(cut 2)
(cut 2)
(cut 2)
(cut 2)

1.Sew each tier together on the short sides so that you make a ring.  You should have 5 rings of differing sizes when finished. (Unless using a ruffling foot.  In which case, only sew one of the short sides together)

2. For the next step, I used a ruffle foot on my sewing machine to save time, but if you don't have one, you can just use your basic gathering stitch:   Start with the yellow fabric, sew gathering stitches on the top and then sew it to the BOTTOM of the orange fabric.  Then take the pink and sew gathering stitches and put it on the BOTTOM of the yellow and so on.  Then hem it up.  

Putting it Together

1.To put the bodice on the skirt, sew gathering stitches in the orange fabric (first tier).  Then, place the bodice inside the skirt (right sides together) and pin and sew.  ONLY SEW THE OUTSIDE LAYER OF THE BODICE AND NOT THE LINING.  

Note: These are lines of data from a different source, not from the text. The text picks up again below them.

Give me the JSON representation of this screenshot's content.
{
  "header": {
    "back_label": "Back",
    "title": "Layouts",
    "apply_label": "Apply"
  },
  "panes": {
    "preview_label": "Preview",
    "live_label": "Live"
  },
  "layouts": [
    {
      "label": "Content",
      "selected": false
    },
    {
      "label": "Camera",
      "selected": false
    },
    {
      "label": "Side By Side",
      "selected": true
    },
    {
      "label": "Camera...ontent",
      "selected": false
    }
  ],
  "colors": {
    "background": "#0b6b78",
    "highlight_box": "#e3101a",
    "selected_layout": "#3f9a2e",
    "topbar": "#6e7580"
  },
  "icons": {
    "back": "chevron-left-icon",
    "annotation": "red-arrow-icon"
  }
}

2.Now we'll add the elastic in the back.  On the right side of the bodice back (so you're essentially top stitching)- stitch a line about 3/4 from the top from one side seam to the other.  This makes your casing.  Slide the elastic through and stitch in the ditch of the side seams to secure the elastic.  
Here is where I "stitched in the ditch".  The back bodice is on the left and the front is on the right.

3.Next, turn the LINING under 1/2" and iron.  TOP STITCH the lining and the bodice together around the waist, thus hiding the seam of where the skirt attached. ALL DONE!! 

Wednesday, April 8, 2015

Cake Auction!

I recently participated in a cake auction.  Don't know what it is?  Neither did I!  My son's Cub Scout Pack uses this as a fundraiser.  We all make a cake and then get together and auction them off.  Pretty simple.  Tons of fun!  

We began by perusing pinterest.  Of course, my son wanted anything with a "poop" theme but I finally got him out of it by showing him different, yet equally "cool" ideas.  We finally agreed on this one.  I needed something that could be done fairly quickly and still come out pretty cool.  If you didn't notice, the link was in a foreign language.  I suppose I could have translated it via google, but I figured I knew how it was made anyway, so here is my super fast version of the "pigs in the puddle" cake!

Box of cake (any kind)
Frosting (for filling between layers)
10oz semisweet chocolate chips
2/3 cup heavy whipping cream
Kit kats
Fondant (I found some at my local grocery store!)
Food coloring (for the pink)

What I did:
1. Make 2 round cakes according to directions on box. (or use your own recipe to make two rounds)
2. Put a layer of frosting (or filling) on the first cake and put second cake on top.  I then frosted the whole cake- including the sides- with just the frosting.  You will make a ganache later so you may be able to skip this step but I figured I had enough frosting anyway so why not?
3. Then, open up your kit kats and make your piggies.  To make the piggies, I just eyeballed it and took a chunk of purchased fondant and added some red food coloring and played with it for awhile in order to get it all pink and made several balls.  We used a toothpick for the eyes, belly buttons and the butts.  The floating pig is made with a ball for the head, a ball for the belly and then 4 little balls for the arms and legs.  
4.  To make your ganache, put 2/3 cup heavy cream in sauce pan and slowly bring to a boil, stirring constantly.  Pour the hot cream over the chocolate chips and whisk until melted completely.  (I gotta say that my chips did not melt completely so I stuck it in the microwave for 1 minute-fabulous) 
5.  Then I poured some of the ganache over the cake and spread it out and on to the sides.  Put the remainder aside while you construct the kitkat barrel.  After I placed the kit kats around, I tied the ribbon to hold it together.  I then added the rest of the ganache and placed my piggies where I wanted them to go.   And you’re done!

I love how the ganache adds that shiny-looks-like-mud feeling to the cake.  
I added some grass around the bottom with just a little frosting tinted green and a grass tip on the frosting bag.  Pretty simple! 
Cute little piggies in the barrel!